Assignment =
Write every entry out again exactly, please, and skip the pictures.

Dataset rows for apps and sites =
>>>

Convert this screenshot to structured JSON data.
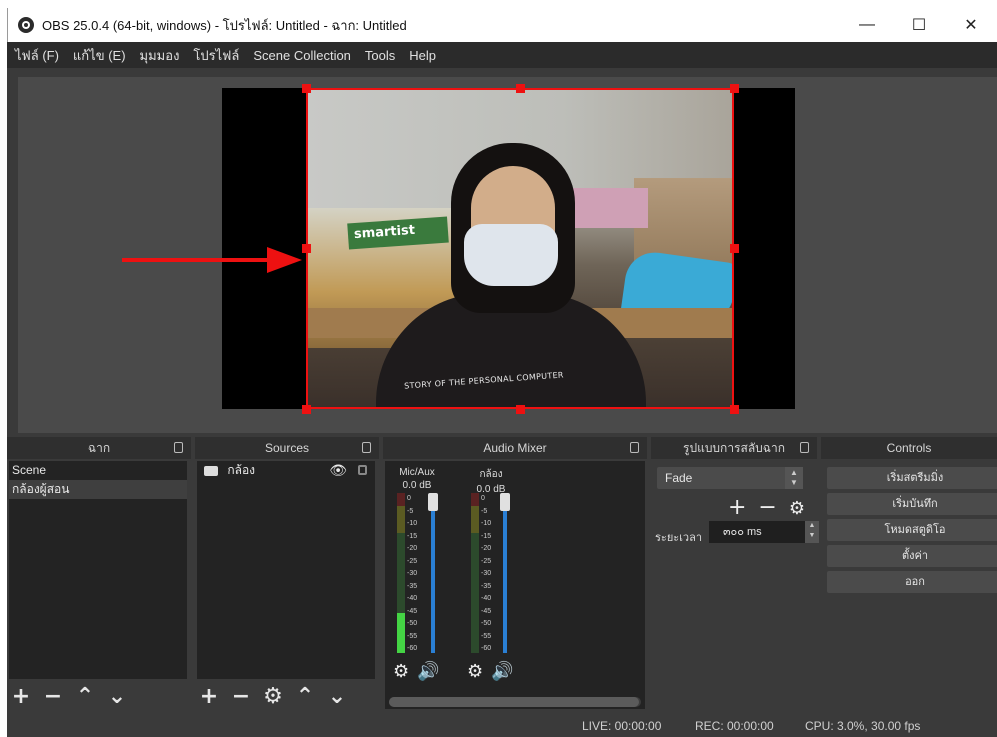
{
  "window": {
    "title": "OBS 25.0.4 (64-bit, windows) - โปรไฟล์: Untitled - ฉาก: Untitled",
    "minimize": "—",
    "maximize": "☐",
    "close": "✕"
  },
  "menu": [
    "ไฟล์ (F)",
    "แก้ไข (E)",
    "มุมมอง",
    "โปรไฟล์",
    "Scene Collection",
    "Tools",
    "Help"
  ],
  "preview": {
    "box_label": "smartist",
    "shirt_text": "STORY OF THE PERSONAL COMPUTER",
    "accent_red": "#e11111"
  },
  "scenes": {
    "title": "ฉาก",
    "items": [
      "Scene",
      "กล้องผู้สอน"
    ],
    "selected": 1
  },
  "sources": {
    "title": "Sources",
    "items": [
      {
        "label": "กล้อง",
        "icon": "camera-icon",
        "visible_icon": "eye-icon",
        "lock_icon": "lock-icon"
      }
    ]
  },
  "audio_mixer": {
    "title": "Audio Mixer",
    "channels": [
      {
        "name": "Mic/Aux",
        "db": "0.0 dB",
        "level": 0.25
      },
      {
        "name": "กล้อง",
        "db": "0.0 dB",
        "level": 0.0
      }
    ],
    "ticks": [
      "0",
      "-5",
      "-10",
      "-15",
      "-20",
      "-25",
      "-30",
      "-35",
      "-40",
      "-45",
      "-50",
      "-55",
      "-60"
    ]
  },
  "transitions": {
    "title": "รูปแบบการสลับฉาก",
    "selected": "Fade",
    "duration_label": "ระยะเวลา",
    "duration_value": "๓๐๐ ms"
  },
  "controls": {
    "title": "Controls",
    "buttons": [
      "เริ่มสตรีมมิ่ง",
      "เริ่มบันทึก",
      "โหมดสตูดิโอ",
      "ตั้งค่า",
      "ออก"
    ]
  },
  "status": {
    "live": "LIVE: 00:00:00",
    "rec": "REC: 00:00:00",
    "cpu": "CPU: 3.0%, 30.00 fps"
  }
}
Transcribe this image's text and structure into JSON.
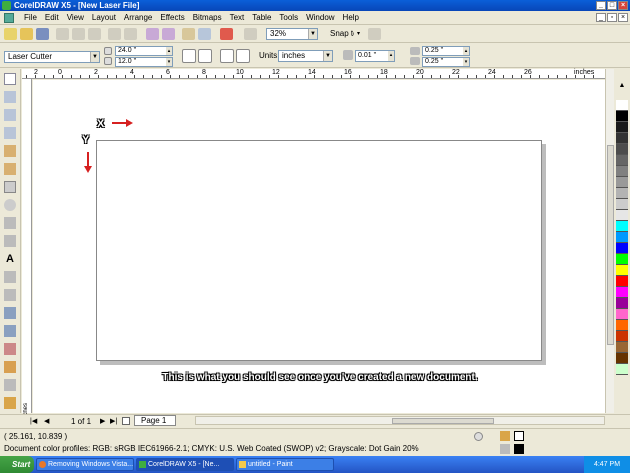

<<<

Response to this exercise =
Convert this screenshot to structured JSON data.
{
  "window": {
    "title": "OBS 25.0.4 (64-bit, windows) - โปรไฟล์: Untitled - ฉาก: Untitled",
    "minimize": "—",
    "maximize": "☐",
    "close": "✕"
  },
  "menu": [
    "ไฟล์ (F)",
    "แก้ไข (E)",
    "มุมมอง",
    "โปรไฟล์",
    "Scene Collection",
    "Tools",
    "Help"
  ],
  "preview": {
    "box_label": "smartist",
    "shirt_text": "STORY OF THE PERSONAL COMPUTER",
    "accent_red": "#e11111"
  },
  "scenes": {
    "title": "ฉาก",
    "items": [
      "Scene",
      "กล้องผู้สอน"
    ],
    "selected": 1
  },
  "sources": {
    "title": "Sources",
    "items": [
      {
        "label": "กล้อง",
        "icon": "camera-icon",
        "visible_icon": "eye-icon",
        "lock_icon": "lock-icon"
      }
    ]
  },
  "audio_mixer": {
    "title": "Audio Mixer",
    "channels": [
      {
        "name": "Mic/Aux",
        "db": "0.0 dB",
        "level": 0.25
      },
      {
        "name": "กล้อง",
        "db": "0.0 dB",
        "level": 0.0
      }
    ],
    "ticks": [
      "0",
      "-5",
      "-10",
      "-15",
      "-20",
      "-25",
      "-30",
      "-35",
      "-40",
      "-45",
      "-50",
      "-55",
      "-60"
    ]
  },
  "transitions": {
    "title": "รูปแบบการสลับฉาก",
    "selected": "Fade",
    "duration_label": "ระยะเวลา",
    "duration_value": "๓๐๐ ms"
  },
  "controls": {
    "title": "Controls",
    "buttons": [
      "เริ่มสตรีมมิ่ง",
      "เริ่มบันทึก",
      "โหมดสตูดิโอ",
      "ตั้งค่า",
      "ออก"
    ]
  },
  "status": {
    "live": "LIVE: 00:00:00",
    "rec": "REC: 00:00:00",
    "cpu": "CPU: 3.0%, 30.00 fps"
  }
}
Transcribe this image's text and structure into JSON.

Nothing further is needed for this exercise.